Data provided>
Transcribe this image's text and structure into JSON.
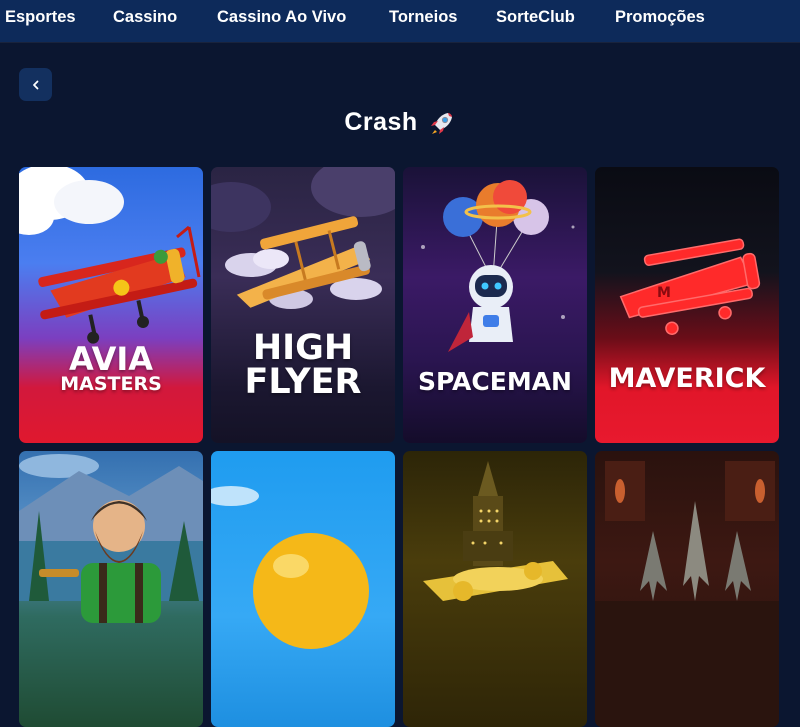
{
  "nav": {
    "items": [
      "Esportes",
      "Cassino",
      "Cassino Ao Vivo",
      "Torneios",
      "SorteClub",
      "Promoções"
    ],
    "background": "#0d2a5a"
  },
  "back_button": {
    "icon": "chevron-left-icon"
  },
  "page": {
    "title": "Crash",
    "title_icon": "rocket-icon",
    "background": "#0b1630"
  },
  "games": [
    {
      "name_line1": "AVIA",
      "name_line2": "MASTERS",
      "theme": "red-biplane"
    },
    {
      "name_line1": "HIGH",
      "name_line2": "FLYER",
      "theme": "gold-biplane"
    },
    {
      "name_line1": "SPACEMAN",
      "name_line2": "",
      "theme": "astronaut"
    },
    {
      "name_line1": "MAVERICK",
      "name_line2": "",
      "theme": "neon-biplane"
    },
    {
      "name_line1": "",
      "name_line2": "",
      "theme": "lumberjack"
    },
    {
      "name_line1": "",
      "name_line2": "",
      "theme": "balloon"
    },
    {
      "name_line1": "",
      "name_line2": "",
      "theme": "gold-plane"
    },
    {
      "name_line1": "",
      "name_line2": "",
      "theme": "dark-jets"
    }
  ]
}
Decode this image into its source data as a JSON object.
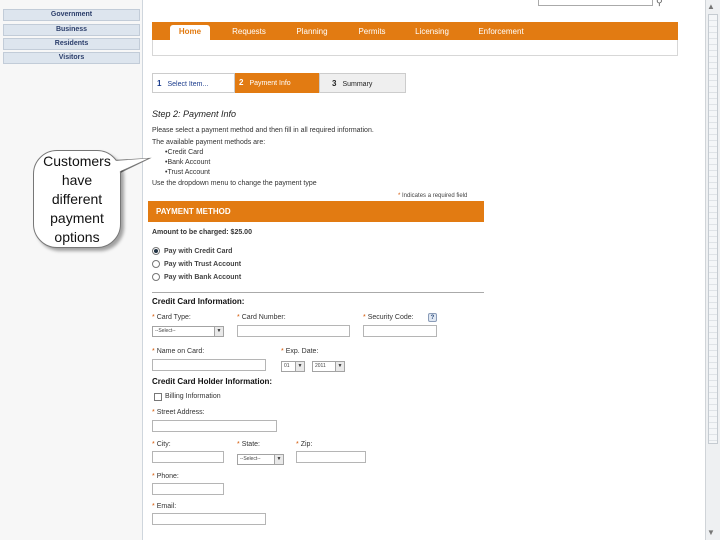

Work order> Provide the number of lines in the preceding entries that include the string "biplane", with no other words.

Result for this task> 3